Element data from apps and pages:
-----

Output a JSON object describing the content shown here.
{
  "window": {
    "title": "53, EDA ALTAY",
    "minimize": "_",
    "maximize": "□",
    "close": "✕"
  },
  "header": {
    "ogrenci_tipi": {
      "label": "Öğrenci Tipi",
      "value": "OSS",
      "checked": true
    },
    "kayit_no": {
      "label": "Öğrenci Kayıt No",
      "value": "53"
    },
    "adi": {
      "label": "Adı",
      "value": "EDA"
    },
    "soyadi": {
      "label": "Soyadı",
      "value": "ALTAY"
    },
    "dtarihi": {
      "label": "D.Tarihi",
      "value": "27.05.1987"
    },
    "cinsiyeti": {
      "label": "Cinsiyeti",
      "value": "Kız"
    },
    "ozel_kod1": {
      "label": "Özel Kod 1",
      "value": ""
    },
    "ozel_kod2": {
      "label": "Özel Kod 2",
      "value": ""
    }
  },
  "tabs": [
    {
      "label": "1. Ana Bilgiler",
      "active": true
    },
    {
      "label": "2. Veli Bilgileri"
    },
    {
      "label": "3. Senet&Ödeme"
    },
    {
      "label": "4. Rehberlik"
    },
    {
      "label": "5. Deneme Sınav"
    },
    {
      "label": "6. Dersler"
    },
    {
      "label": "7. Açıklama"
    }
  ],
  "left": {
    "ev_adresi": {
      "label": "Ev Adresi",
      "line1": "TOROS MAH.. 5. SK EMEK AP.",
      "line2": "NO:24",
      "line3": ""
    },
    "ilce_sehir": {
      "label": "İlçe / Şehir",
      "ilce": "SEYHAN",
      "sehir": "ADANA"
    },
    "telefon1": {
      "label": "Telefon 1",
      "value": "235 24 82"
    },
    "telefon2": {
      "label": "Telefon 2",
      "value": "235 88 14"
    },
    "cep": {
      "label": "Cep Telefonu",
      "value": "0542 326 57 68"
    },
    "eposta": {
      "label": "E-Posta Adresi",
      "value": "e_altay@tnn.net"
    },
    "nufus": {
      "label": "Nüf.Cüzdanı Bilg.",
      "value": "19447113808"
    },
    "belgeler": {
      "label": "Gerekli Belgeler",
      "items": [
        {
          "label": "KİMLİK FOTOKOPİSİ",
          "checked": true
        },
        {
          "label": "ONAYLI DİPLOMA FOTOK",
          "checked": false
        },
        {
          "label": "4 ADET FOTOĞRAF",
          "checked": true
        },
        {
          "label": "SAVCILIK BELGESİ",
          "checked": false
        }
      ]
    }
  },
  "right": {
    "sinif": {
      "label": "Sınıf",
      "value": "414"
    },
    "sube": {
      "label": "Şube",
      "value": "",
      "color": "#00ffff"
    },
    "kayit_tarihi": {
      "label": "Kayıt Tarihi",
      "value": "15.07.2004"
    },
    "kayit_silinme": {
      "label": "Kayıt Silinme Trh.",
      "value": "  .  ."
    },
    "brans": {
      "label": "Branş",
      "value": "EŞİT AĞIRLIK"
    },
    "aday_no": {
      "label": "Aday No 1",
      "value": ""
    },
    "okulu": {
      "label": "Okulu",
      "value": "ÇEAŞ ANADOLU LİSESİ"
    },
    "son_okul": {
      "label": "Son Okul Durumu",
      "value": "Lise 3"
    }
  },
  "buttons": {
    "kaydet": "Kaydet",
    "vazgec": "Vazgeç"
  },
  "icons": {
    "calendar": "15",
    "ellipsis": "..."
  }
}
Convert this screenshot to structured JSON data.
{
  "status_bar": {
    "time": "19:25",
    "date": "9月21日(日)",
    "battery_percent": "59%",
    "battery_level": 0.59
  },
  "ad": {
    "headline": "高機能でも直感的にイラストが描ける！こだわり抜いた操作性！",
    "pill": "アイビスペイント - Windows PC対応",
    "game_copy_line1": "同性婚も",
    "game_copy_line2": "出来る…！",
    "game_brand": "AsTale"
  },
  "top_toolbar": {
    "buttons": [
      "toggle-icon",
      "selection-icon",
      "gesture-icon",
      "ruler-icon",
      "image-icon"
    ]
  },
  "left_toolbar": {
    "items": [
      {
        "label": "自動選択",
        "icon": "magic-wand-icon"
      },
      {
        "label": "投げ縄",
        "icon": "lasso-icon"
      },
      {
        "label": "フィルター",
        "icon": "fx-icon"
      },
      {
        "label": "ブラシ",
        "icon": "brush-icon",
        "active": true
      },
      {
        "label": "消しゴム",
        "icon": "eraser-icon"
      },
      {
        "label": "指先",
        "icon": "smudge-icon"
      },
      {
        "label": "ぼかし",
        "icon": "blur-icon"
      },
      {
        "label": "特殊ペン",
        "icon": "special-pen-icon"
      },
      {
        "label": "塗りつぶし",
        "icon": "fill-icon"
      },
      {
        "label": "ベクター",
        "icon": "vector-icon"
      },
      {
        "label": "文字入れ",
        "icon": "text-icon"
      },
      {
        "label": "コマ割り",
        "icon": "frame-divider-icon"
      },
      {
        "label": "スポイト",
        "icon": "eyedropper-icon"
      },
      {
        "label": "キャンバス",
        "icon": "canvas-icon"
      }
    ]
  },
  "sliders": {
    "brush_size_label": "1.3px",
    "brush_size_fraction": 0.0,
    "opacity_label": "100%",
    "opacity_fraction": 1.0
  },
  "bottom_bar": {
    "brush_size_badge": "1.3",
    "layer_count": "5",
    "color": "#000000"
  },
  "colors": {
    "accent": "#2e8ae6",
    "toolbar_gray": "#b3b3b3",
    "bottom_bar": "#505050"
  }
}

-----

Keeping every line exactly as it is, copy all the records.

Output a JSON object describing the content shown here.
{
  "window": {
    "title": "53, EDA ALTAY",
    "minimize": "_",
    "maximize": "□",
    "close": "✕"
  },
  "header": {
    "ogrenci_tipi": {
      "label": "Öğrenci Tipi",
      "value": "OSS",
      "checked": true
    },
    "kayit_no": {
      "label": "Öğrenci Kayıt No",
      "value": "53"
    },
    "adi": {
      "label": "Adı",
      "value": "EDA"
    },
    "soyadi": {
      "label": "Soyadı",
      "value": "ALTAY"
    },
    "dtarihi": {
      "label": "D.Tarihi",
      "value": "27.05.1987"
    },
    "cinsiyeti": {
      "label": "Cinsiyeti",
      "value": "Kız"
    },
    "ozel_kod1": {
      "label": "Özel Kod 1",
      "value": ""
    },
    "ozel_kod2": {
      "label": "Özel Kod 2",
      "value": ""
    }
  },
  "tabs": [
    {
      "label": "1. Ana Bilgiler",
      "active": true
    },
    {
      "label": "2. Veli Bilgileri"
    },
    {
      "label": "3. Senet&Ödeme"
    },
    {
      "label": "4. Rehberlik"
    },
    {
      "label": "5. Deneme Sınav"
    },
    {
      "label": "6. Dersler"
    },
    {
      "label": "7. Açıklama"
    }
  ],
  "left": {
    "ev_adresi": {
      "label": "Ev Adresi",
      "line1": "TOROS MAH.. 5. SK EMEK AP.",
      "line2": "NO:24",
      "line3": ""
    },
    "ilce_sehir": {
      "label": "İlçe / Şehir",
      "ilce": "SEYHAN",
      "sehir": "ADANA"
    },
    "telefon1": {
      "label": "Telefon 1",
      "value": "235 24 82"
    },
    "telefon2": {
      "label": "Telefon 2",
      "value": "235 88 14"
    },
    "cep": {
      "label": "Cep Telefonu",
      "value": "0542 326 57 68"
    },
    "eposta": {
      "label": "E-Posta Adresi",
      "value": "e_altay@tnn.net"
    },
    "nufus": {
      "label": "Nüf.Cüzdanı Bilg.",
      "value": "19447113808"
    },
    "belgeler": {
      "label": "Gerekli Belgeler",
      "items": [
        {
          "label": "KİMLİK FOTOKOPİSİ",
          "checked": true
        },
        {
          "label": "ONAYLI DİPLOMA FOTOK",
          "checked": false
        },
        {
          "label": "4 ADET FOTOĞRAF",
          "checked": true
        },
        {
          "label": "SAVCILIK BELGESİ",
          "checked": false
        }
      ]
    }
  },
  "right": {
    "sinif": {
      "label": "Sınıf",
      "value": "414"
    },
    "sube": {
      "label": "Şube",
      "value": "",
      "color": "#00ffff"
    },
    "kayit_tarihi": {
      "label": "Kayıt Tarihi",
      "value": "15.07.2004"
    },
    "kayit_silinme": {
      "label": "Kayıt Silinme Trh.",
      "value": "  .  ."
    },
    "brans": {
      "label": "Branş",
      "value": "EŞİT AĞIRLIK"
    },
    "aday_no": {
      "label": "Aday No 1",
      "value": ""
    },
    "okulu": {
      "label": "Okulu",
      "value": "ÇEAŞ ANADOLU LİSESİ"
    },
    "son_okul": {
      "label": "Son Okul Durumu",
      "value": "Lise 3"
    }
  },
  "buttons": {
    "kaydet": "Kaydet",
    "vazgec": "Vazgeç"
  },
  "icons": {
    "calendar": "15",
    "ellipsis": "..."
  }
}
Convert this screenshot to structured JSON data.
{
  "status_bar": {
    "time": "19:25",
    "date": "9月21日(日)",
    "battery_percent": "59%",
    "battery_level": 0.59
  },
  "ad": {
    "headline": "高機能でも直感的にイラストが描ける！こだわり抜いた操作性！",
    "pill": "アイビスペイント - Windows PC対応",
    "game_copy_line1": "同性婚も",
    "game_copy_line2": "出来る…！",
    "game_brand": "AsTale"
  },
  "top_toolbar": {
    "buttons": [
      "toggle-icon",
      "selection-icon",
      "gesture-icon",
      "ruler-icon",
      "image-icon"
    ]
  },
  "left_toolbar": {
    "items": [
      {
        "label": "自動選択",
        "icon": "magic-wand-icon"
      },
      {
        "label": "投げ縄",
        "icon": "lasso-icon"
      },
      {
        "label": "フィルター",
        "icon": "fx-icon"
      },
      {
        "label": "ブラシ",
        "icon": "brush-icon",
        "active": true
      },
      {
        "label": "消しゴム",
        "icon": "eraser-icon"
      },
      {
        "label": "指先",
        "icon": "smudge-icon"
      },
      {
        "label": "ぼかし",
        "icon": "blur-icon"
      },
      {
        "label": "特殊ペン",
        "icon": "special-pen-icon"
      },
      {
        "label": "塗りつぶし",
        "icon": "fill-icon"
      },
      {
        "label": "ベクター",
        "icon": "vector-icon"
      },
      {
        "label": "文字入れ",
        "icon": "text-icon"
      },
      {
        "label": "コマ割り",
        "icon": "frame-divider-icon"
      },
      {
        "label": "スポイト",
        "icon": "eyedropper-icon"
      },
      {
        "label": "キャンバス",
        "icon": "canvas-icon"
      }
    ]
  },
  "sliders": {
    "brush_size_label": "1.3px",
    "brush_size_fraction": 0.0,
    "opacity_label": "100%",
    "opacity_fraction": 1.0
  },
  "bottom_bar": {
    "brush_size_badge": "1.3",
    "layer_count": "5",
    "color": "#000000"
  },
  "colors": {
    "accent": "#2e8ae6",
    "toolbar_gray": "#b3b3b3",
    "bottom_bar": "#505050"
  }
}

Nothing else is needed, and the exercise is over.